---- ENTRIES PROVIDED
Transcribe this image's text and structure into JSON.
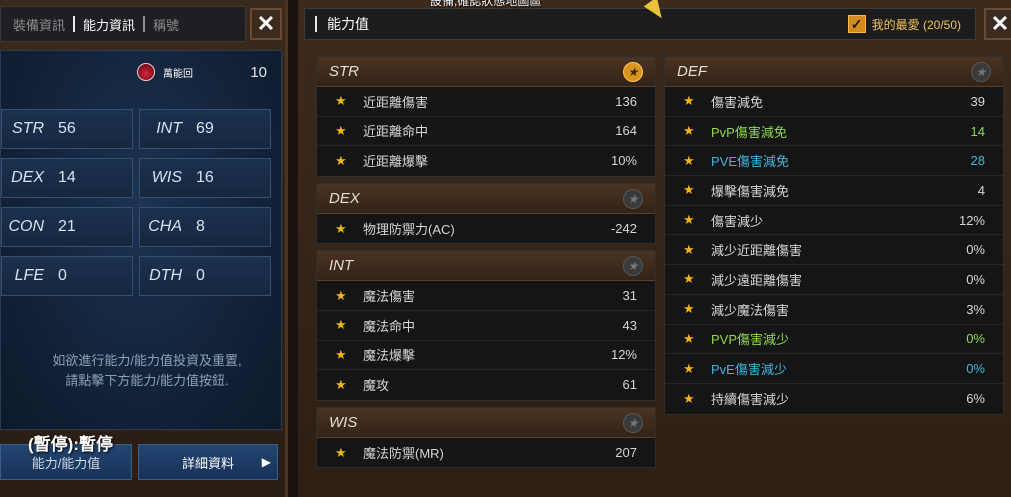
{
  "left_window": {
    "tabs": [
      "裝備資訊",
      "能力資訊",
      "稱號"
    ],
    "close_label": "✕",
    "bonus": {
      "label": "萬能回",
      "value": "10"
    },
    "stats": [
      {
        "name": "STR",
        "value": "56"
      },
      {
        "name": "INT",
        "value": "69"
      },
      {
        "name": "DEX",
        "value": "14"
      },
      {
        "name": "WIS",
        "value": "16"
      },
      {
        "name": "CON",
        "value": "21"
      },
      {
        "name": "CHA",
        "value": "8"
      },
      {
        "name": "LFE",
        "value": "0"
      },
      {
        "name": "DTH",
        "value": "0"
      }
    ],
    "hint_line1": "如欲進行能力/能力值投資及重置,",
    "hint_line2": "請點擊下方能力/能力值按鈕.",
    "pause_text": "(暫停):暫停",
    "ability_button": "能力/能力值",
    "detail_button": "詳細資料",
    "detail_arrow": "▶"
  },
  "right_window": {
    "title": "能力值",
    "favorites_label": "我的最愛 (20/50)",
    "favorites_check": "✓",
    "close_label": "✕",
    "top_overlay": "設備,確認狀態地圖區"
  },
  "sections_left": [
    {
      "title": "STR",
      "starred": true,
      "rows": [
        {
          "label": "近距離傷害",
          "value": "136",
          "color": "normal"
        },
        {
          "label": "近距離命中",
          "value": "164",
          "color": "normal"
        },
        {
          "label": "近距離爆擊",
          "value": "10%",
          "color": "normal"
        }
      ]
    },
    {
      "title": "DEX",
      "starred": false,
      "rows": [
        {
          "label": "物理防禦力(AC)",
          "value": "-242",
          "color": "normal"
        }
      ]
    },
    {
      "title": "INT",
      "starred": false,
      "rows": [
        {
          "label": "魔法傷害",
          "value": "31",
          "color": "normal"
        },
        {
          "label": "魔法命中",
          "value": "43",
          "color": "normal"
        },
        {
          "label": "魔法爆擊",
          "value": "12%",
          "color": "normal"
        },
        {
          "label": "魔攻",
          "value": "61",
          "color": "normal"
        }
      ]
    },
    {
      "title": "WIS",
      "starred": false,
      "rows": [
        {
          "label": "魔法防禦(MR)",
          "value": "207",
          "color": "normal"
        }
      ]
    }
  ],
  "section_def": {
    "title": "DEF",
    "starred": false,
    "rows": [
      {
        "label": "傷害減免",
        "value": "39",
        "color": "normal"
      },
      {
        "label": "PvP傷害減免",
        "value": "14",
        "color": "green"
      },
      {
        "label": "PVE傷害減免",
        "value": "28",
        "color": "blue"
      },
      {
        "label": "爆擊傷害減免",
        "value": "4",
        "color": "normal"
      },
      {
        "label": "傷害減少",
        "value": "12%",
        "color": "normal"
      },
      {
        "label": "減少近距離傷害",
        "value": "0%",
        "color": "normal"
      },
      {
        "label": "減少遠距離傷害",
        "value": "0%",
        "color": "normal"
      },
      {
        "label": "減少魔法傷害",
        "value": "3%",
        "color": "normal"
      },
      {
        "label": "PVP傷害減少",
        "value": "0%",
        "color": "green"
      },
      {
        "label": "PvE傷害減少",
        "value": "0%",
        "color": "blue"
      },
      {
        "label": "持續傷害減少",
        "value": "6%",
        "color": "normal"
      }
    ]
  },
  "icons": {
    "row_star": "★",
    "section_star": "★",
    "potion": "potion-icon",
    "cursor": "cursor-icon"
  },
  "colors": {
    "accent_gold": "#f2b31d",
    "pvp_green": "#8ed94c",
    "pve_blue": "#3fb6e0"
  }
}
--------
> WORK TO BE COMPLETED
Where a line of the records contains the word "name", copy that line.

> WRITTEN SOLUTION
        "name": "STR",
        "name": "INT",
        "name": "DEX",
        "name": "WIS",
        "name": "CON",
        "name": "CHA",
        "name": "LFE",
        "name": "DTH",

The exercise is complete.